who works tirelessly to reform the poor and rescue fallen
With the second half, the focus shifts to Ally herself. Her
youthful calling to help women of all social classes by pursuing a
medical career only hardens into something stronger the more she is
embittered by the misogyny and bullying she experiences at medical
school. But, as the novel makes clear, how to respond to this
situation is far from simple. Ally and her female colleagues argue
and fall out over how much they are willing to accommodate and
adapt to a man's world.
Although set in the past, the novel feels surprisingly modern -
less interested, perhaps, in writing the largely unrecorded
experiences of the first women doctors back into history than in
making connections with the present. The lack of female surgeons is
still debated today.
The affinity between Christianity and socialist feminism
appeals. As with some contemporary feminist preoccupations, sacred
and secular, the new world of medicine opening up to women is
perceived as a middle-class debate: "It'll take more than
university degrees to make a new world for us, wouldn't you say?"
says one of the working women to Ally.
Bodies of Light is a beautiful, humane, and
grace-filled novel that - in so far as it preaches anything -
exhorts a social gospel of love, and whose sparing narration makes
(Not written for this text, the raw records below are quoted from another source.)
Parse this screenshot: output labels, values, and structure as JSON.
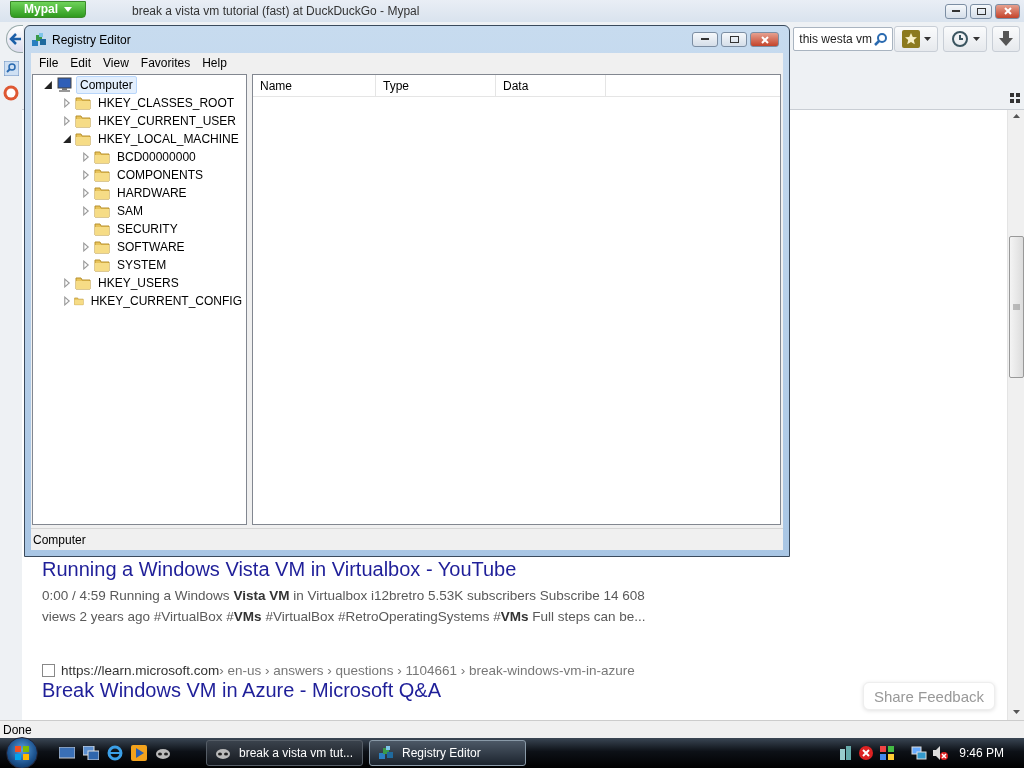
{
  "browser": {
    "menu_button": "Mypal",
    "title": "break a vista vm tutorial (fast) at DuckDuckGo - Mypal",
    "search": {
      "value": "this westa vm"
    },
    "results": [
      {
        "title": "Running a Windows Vista VM in Virtualbox - YouTube",
        "snippet": "0:00 / 4:59 Running a Windows **Vista VM** in Virtualbox i12bretro 5.53K subscribers Subscribe 14 608 views 2 years ago #VirtualBox #**VMs** #VirtualBox #RetroOperatingSystems #**VMs** Full steps can be..."
      },
      {
        "site": "https://learn.microsoft.com",
        "path": " › en-us › answers › questions › 1104661 › break-windows-vm-in-azure",
        "title": "Break Windows VM in Azure - Microsoft Q&A"
      }
    ],
    "feedback_button": "Share Feedback",
    "status": "Done"
  },
  "registry_editor": {
    "title": "Registry Editor",
    "menu": [
      "File",
      "Edit",
      "View",
      "Favorites",
      "Help"
    ],
    "tree": [
      {
        "label": "Computer",
        "selected": true,
        "expanded": true,
        "children": [
          {
            "label": "HKEY_CLASSES_ROOT",
            "selected": false,
            "expanded": false
          },
          {
            "label": "HKEY_CURRENT_USER",
            "selected": false,
            "expanded": false
          },
          {
            "label": "HKEY_LOCAL_MACHINE",
            "selected": false,
            "expanded": true,
            "children": [
              {
                "label": "BCD00000000",
                "selected": false,
                "expanded": false
              },
              {
                "label": "COMPONENTS",
                "selected": false,
                "expanded": false
              },
              {
                "label": "HARDWARE",
                "selected": false,
                "expanded": false
              },
              {
                "label": "SAM",
                "selected": false,
                "expanded": false
              },
              {
                "label": "SECURITY",
                "selected": false
              },
              {
                "label": "SOFTWARE",
                "selected": false,
                "expanded": false
              },
              {
                "label": "SYSTEM",
                "selected": false,
                "expanded": false
              }
            ]
          },
          {
            "label": "HKEY_USERS",
            "selected": false,
            "expanded": false
          },
          {
            "label": "HKEY_CURRENT_CONFIG",
            "selected": false,
            "expanded": false
          }
        ]
      }
    ],
    "columns": [
      "Name",
      "Type",
      "Data"
    ],
    "status": "Computer"
  },
  "taskbar": {
    "tasks": [
      {
        "label": "break a vista vm tut...",
        "selected": false,
        "kind": "browser"
      },
      {
        "label": "Registry Editor",
        "selected": true,
        "kind": "registry"
      }
    ],
    "clock": "9:46 PM"
  }
}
us know the true cost of a vocation.
The Revd Anna Macham is Priest-in-Charge of St Philip's,
Camberwell, in south London.